What should you do in case of a bee sting?
- One of your first instincts should be to remove the stingers. Otherwise, it will keep delivering painful injections of venom over time. Careful not to squeeze it, though. That might release the remaining venom all at once.
- In case of allergies, immediately look for the person's auto-injector (which contains epinephrine) and seek immediate medical attention. Swelling, trouble breathing, loss of consciousness and low blood pressure can all be symptoms of anaphylaxis, as a result of the bee sting. Note that people might not know they are allergic to stings if they've never been stung before.
- A good treatment is to put ice, as well as baking soda and water on the spot, as soon as you get stung by the bee. The ice prevents swelling. The baking soda and water mix should reduce the itchiness. These all are natural bee sting remedies you can try at home.
- Check-in with your general physician just in case.
Are bees pests?
On one hand, native bees are essential to the ecosystem. They evolved alongside native plants and have become the engine of their pollination.
Most native bee species in Australia are solitary, which means every female is fertile and they build their own nests. Hence, even if they live in close proximity to one another, most of them wouldn't be able to cause an infestation and be labelled as pests.
The social stingless bees are harmless and live in harmony with their environment. So they may not be considered dangerous, either. However, this is a pest control site, so there must be bees that are pests, right? An excellent observation!
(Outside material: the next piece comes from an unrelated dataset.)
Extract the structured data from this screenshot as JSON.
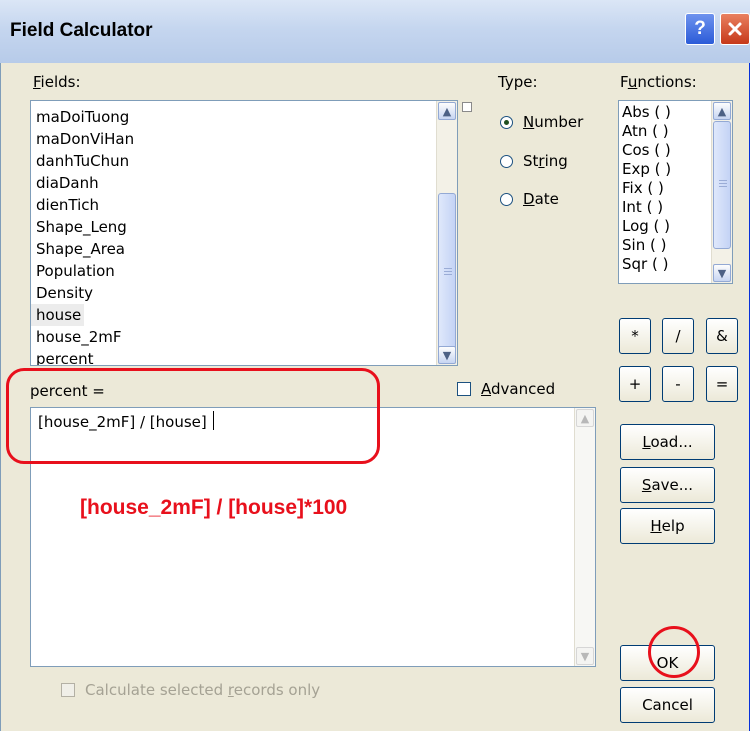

Indeed, the introduced European honey bees are responsible for most bee infestations. It's usually colonies gone feral. Because of their quick reproduction, they often out-compete the native bees for resources and disturb the natural order of things. They also aggressively defend their nests, so it's necessary to remove them carefully. Do not attempt this on your own because there is a serious risk. It is always safer to opt for professional bee removal, instead.